OCT. 1, 1902
The top stories in The Evening Herald on this date 105 years ago:
Jumped too soon
Miss Ella Hoag, a sixteen-year-old girl living four miles south east of Greenwich, stepped off a fast moving Big Four train at Greenwich, Saturday night, and sustained injuries which may prove fatal. She is now lying very low at her home near Greenwich and several physicians are doing all in their power to save her life, but their efforts, it is feared, will be in vain.
Miss Hoag, although grown to womanhood, before the day of the accident had never been on a railroad train. She had watched the cars go by from a buggy on numerous occasions at the cross roads and dreamed of the day when she might travel that way the same as other people. The time came Saturday. With an elder sister she went to Cleveland, returning home at night. When the brakeman called "Greenwich," unused to the ways of the railroad, she started for the door. The train was slackening in speed for a target and the sister thought nothing of her sister's haste, beyond her preparing herself for leaving the train.
When the young girl reached the platform she continued her efforts to leave the train and without the least fear stepped off into the darkness. She struck the roadbed and then plunged with terrific force, down a thirty-five foot embankment, striking against a fence.
Milton Laylin dead
Milton Laylin, one of Norwalk's oldest in habitants died this morning at 10:10 o'clock at his home, No. 68 Milan Street, after a lingering illness.

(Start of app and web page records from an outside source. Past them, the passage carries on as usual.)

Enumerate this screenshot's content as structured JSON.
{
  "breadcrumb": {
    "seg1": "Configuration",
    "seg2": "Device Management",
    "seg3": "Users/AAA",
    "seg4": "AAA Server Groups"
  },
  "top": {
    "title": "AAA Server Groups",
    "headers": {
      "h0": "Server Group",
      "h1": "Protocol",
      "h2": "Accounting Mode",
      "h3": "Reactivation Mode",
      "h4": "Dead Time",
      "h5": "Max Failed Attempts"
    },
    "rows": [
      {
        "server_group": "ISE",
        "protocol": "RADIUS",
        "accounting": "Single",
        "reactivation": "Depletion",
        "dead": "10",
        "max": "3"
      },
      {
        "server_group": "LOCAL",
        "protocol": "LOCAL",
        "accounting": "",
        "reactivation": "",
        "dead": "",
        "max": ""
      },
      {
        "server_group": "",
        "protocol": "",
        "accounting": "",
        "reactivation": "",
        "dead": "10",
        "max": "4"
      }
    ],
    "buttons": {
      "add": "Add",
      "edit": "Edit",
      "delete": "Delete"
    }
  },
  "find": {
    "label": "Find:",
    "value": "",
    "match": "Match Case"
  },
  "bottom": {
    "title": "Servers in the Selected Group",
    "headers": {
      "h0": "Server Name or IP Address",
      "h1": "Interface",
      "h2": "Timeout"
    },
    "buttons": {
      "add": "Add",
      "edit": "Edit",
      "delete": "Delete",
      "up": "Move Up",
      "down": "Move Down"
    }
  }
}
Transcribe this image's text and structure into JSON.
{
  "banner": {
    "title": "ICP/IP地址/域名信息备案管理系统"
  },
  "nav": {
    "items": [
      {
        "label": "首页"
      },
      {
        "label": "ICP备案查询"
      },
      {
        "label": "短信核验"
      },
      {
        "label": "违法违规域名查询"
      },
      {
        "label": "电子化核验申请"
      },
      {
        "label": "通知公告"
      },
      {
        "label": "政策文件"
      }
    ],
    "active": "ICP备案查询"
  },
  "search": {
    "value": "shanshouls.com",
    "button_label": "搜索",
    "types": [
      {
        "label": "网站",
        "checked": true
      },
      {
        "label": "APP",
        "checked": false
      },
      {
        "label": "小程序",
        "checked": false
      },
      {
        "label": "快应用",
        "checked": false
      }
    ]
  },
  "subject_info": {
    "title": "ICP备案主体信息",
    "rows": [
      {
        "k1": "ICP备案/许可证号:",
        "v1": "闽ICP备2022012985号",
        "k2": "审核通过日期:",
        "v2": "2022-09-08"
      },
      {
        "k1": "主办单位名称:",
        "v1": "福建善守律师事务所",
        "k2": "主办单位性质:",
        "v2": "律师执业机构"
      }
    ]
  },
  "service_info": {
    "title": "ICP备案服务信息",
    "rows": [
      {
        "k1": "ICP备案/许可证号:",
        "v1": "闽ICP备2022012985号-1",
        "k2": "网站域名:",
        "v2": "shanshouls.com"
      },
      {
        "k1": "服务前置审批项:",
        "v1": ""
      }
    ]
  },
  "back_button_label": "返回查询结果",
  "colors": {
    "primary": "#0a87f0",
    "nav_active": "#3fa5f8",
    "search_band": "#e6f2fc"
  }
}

Mr. Laylin was 78 years old last March and has spent practically all of his life in this city and vicinity. He leaves a wife and one son, Geo. Laylin.
Jake Krieger has moved what remains of his stock of groceries into the basement of the Stewart block on Seminary Street and is fitting up the ground floor room for an office and sample room.
He will conduct a general brokerage business, handling by sample the product of several large manufacturers and jobbers. He will not handle the goods as a wholesaler but will solicit and fill orders from the factory.
Daniel Campbell, husband of the woman who went suddenly and violently insane on a Nickel Plate train last Friday, arrived in the city yesterday and was recognized by his wife who had recovered almost wholly her mental powers. It is needless to say the poor woman and children were overjoyed to see the husband and father.
The trip to Scotland was abandoned and the family left this noon on the electric car for Bellevue where they took the Nickel Plate train for home in Wyoming.
Met on bridge
The L.S. electric car due in Norwalk at 3 o'clock met the C.E. & W. east bound car on the East Main Street bridge and a dispute ensued concerning the right of way.
Neither crew would back up and some of the passengers got off and walked into town.
About twenty minutes later the C.E. & W. car backed down to the Y and there the trouble ended.
Compiled by Andy Prutsok